WORK TO COMPLETE:
Please return the material exactly; leave no entry out.
======== AVAILABLE DATA ========
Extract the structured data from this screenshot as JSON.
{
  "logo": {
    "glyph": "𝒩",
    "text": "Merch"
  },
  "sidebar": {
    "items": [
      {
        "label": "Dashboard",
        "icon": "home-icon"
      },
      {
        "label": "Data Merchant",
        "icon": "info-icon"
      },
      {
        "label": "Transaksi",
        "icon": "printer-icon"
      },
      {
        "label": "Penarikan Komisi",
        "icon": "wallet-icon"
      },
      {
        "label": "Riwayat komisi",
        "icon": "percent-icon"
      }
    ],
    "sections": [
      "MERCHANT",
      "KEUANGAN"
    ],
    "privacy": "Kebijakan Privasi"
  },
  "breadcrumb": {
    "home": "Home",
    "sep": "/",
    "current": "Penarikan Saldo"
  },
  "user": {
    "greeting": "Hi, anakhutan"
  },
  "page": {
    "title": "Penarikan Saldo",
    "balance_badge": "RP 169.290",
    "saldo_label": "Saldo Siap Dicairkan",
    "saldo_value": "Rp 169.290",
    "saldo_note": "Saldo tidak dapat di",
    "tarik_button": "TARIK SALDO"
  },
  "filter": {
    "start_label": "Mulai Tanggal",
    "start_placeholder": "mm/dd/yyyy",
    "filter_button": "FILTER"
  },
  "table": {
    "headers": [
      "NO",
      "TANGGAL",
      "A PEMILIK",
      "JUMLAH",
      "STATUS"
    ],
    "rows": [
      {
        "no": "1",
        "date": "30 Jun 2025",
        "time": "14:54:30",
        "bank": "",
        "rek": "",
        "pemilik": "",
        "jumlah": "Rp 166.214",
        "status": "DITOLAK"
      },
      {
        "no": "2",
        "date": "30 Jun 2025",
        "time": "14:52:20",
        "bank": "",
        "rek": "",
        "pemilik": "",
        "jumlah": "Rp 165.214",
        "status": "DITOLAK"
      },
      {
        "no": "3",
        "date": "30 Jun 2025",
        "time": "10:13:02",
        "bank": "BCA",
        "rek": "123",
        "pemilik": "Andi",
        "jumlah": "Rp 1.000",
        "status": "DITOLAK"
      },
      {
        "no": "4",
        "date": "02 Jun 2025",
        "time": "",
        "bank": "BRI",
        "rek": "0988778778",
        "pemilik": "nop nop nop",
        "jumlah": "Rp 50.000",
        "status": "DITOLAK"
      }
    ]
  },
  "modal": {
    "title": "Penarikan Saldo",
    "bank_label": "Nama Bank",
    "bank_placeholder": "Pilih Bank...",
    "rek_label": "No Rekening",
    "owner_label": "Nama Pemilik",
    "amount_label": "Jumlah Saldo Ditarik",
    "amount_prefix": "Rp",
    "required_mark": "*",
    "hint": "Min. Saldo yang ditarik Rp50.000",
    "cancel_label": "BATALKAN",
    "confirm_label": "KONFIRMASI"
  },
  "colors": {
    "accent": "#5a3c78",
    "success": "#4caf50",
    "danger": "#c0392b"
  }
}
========
WORKED SOLUTION:
Extract the structured data from this screenshot as JSON.
{
  "logo": {
    "glyph": "𝒩",
    "text": "Merch"
  },
  "sidebar": {
    "items": [
      {
        "label": "Dashboard",
        "icon": "home-icon"
      },
      {
        "label": "Data Merchant",
        "icon": "info-icon"
      },
      {
        "label": "Transaksi",
        "icon": "printer-icon"
      },
      {
        "label": "Penarikan Komisi",
        "icon": "wallet-icon"
      },
      {
        "label": "Riwayat komisi",
        "icon": "percent-icon"
      }
    ],
    "sections": [
      "MERCHANT",
      "KEUANGAN"
    ],
    "privacy": "Kebijakan Privasi"
  },
  "breadcrumb": {
    "home": "Home",
    "sep": "/",
    "current": "Penarikan Saldo"
  },
  "user": {
    "greeting": "Hi, anakhutan"
  },
  "page": {
    "title": "Penarikan Saldo",
    "balance_badge": "RP 169.290",
    "saldo_label": "Saldo Siap Dicairkan",
    "saldo_value": "Rp 169.290",
    "saldo_note": "Saldo tidak dapat di",
    "tarik_button": "TARIK SALDO"
  },
  "filter": {
    "start_label": "Mulai Tanggal",
    "start_placeholder": "mm/dd/yyyy",
    "filter_button": "FILTER"
  },
  "table": {
    "headers": [
      "NO",
      "TANGGAL",
      "A PEMILIK",
      "JUMLAH",
      "STATUS"
    ],
    "rows": [
      {
        "no": "1",
        "date": "30 Jun 2025",
        "time": "14:54:30",
        "bank": "",
        "rek": "",
        "pemilik": "",
        "jumlah": "Rp 166.214",
        "status": "DITOLAK"
      },
      {
        "no": "2",
        "date": "30 Jun 2025",
        "time": "14:52:20",
        "bank": "",
        "rek": "",
        "pemilik": "",
        "jumlah": "Rp 165.214",
        "status": "DITOLAK"
      },
      {
        "no": "3",
        "date": "30 Jun 2025",
        "time": "10:13:02",
        "bank": "BCA",
        "rek": "123",
        "pemilik": "Andi",
        "jumlah": "Rp 1.000",
        "status": "DITOLAK"
      },
      {
        "no": "4",
        "date": "02 Jun 2025",
        "time": "",
        "bank": "BRI",
        "rek": "0988778778",
        "pemilik": "nop nop nop",
        "jumlah": "Rp 50.000",
        "status": "DITOLAK"
      }
    ]
  },
  "modal": {
    "title": "Penarikan Saldo",
    "bank_label": "Nama Bank",
    "bank_placeholder": "Pilih Bank...",
    "rek_label": "No Rekening",
    "owner_label": "Nama Pemilik",
    "amount_label": "Jumlah Saldo Ditarik",
    "amount_prefix": "Rp",
    "required_mark": "*",
    "hint": "Min. Saldo yang ditarik Rp50.000",
    "cancel_label": "BATALKAN",
    "confirm_label": "KONFIRMASI"
  },
  "colors": {
    "accent": "#5a3c78",
    "success": "#4caf50",
    "danger": "#c0392b"
  }
}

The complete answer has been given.